Want to learn how to deal with a low home appraisal? In a competitive real estate market, a home being sold may enter into a multiple offer situation which could potentially raise the purchase price above the comparable sales in the area. In a situation like this, it is possible that the home appraisal for the buyer’s mortgage lender will come in lower than the purchase price. In a real estate market that favors buyers (home prices are soft or declining), sellers can also face a home appraisal that is lower than what they paid for the home if they bought the house at the peak of the market. Be aware that a low home appraisal can happen in any type of real estate market.
Why Do Low Appraisals Happen?
Here are a few reasons why a home appraisals may come in low:
- Inflated home price because of multiple offers.
- Declining real estate market due to a large inventory of homes and not enough buyers.
- The seller has overpriced the home.

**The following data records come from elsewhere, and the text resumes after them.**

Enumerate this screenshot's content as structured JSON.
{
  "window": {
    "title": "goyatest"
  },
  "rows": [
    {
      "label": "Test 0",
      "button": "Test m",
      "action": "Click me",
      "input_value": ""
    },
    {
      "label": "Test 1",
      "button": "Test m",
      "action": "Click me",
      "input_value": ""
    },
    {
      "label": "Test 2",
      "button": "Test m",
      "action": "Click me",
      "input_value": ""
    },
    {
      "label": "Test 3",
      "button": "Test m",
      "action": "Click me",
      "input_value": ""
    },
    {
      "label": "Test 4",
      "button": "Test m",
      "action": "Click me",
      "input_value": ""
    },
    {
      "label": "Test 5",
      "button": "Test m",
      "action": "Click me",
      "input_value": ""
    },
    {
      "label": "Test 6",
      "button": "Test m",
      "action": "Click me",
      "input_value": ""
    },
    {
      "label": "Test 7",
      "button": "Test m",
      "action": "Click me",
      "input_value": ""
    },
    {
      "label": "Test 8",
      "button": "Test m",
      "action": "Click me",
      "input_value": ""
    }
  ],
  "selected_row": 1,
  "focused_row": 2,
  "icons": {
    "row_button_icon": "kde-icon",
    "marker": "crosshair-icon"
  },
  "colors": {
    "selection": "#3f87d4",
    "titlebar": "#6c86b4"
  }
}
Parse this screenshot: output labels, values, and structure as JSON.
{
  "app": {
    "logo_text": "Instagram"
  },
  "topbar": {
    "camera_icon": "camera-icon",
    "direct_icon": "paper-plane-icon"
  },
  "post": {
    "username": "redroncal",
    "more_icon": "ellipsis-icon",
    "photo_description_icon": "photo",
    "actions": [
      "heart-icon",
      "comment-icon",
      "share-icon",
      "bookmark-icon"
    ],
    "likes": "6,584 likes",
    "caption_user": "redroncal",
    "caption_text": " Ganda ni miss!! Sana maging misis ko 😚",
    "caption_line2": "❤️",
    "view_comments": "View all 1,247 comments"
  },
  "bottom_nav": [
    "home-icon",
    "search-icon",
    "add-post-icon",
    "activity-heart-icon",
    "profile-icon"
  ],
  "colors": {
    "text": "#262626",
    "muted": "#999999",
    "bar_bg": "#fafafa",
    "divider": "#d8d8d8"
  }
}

- The real estate appraiser lacks experience and doesn’t understand the influences on value.
- The real estate appraiser incorrectly selected his comparable sales for his report which may have resulted in a lower home value than what should have been assessed.
Solutions for Low Appraisals
If a low home appraisal is threatening to sink your sale, purchase or refinance, stay calm, here are a couple solutions:
- The buyer can pay you the difference between the purchase price you agreed upon and the appraised price in cash, you can sell the property for the appraised value and get the difference from the agreed upon higher price in a lump sum cash payment if the buyer is able to do so.
- If you are the seller of the home you do have the option of lowering the selling price. If you don’t you will run the risk of every buyer running into the same problem and not being able to get a mortgage because of a low appraisal.
- The seller can offer to carry a second mortgage for the difference.
- If the buyer feels they absolutely have to have your home and you are not willing to lower the selling price and the buyer cannot come up with a lump sum to pay you (as mentioned in option 1) you could accept having them make payments to you over a period of time instead of the lump sum.
- Get a second opinion, have the buyer ask the mortgage lender for a list of their approved appraisers and select another company on this list and hope for a higher value, you could end up wasting another $300 on an appraisal but appraisers are not perfect and a mistake could have happened.
- Cancel the transaction.
Have your realtor put in your purchase and sale agreement a loan contingency that if the home appraises for a lower value that you will get your money back (if you’re the buyer). If you are a seller being affected by a low appraisal propose on of the above options to your buyer if you would like to try and salvage the transaction.
Article Source: http://EzineArticles.com/expert/Bryce_Witherspoon/2114219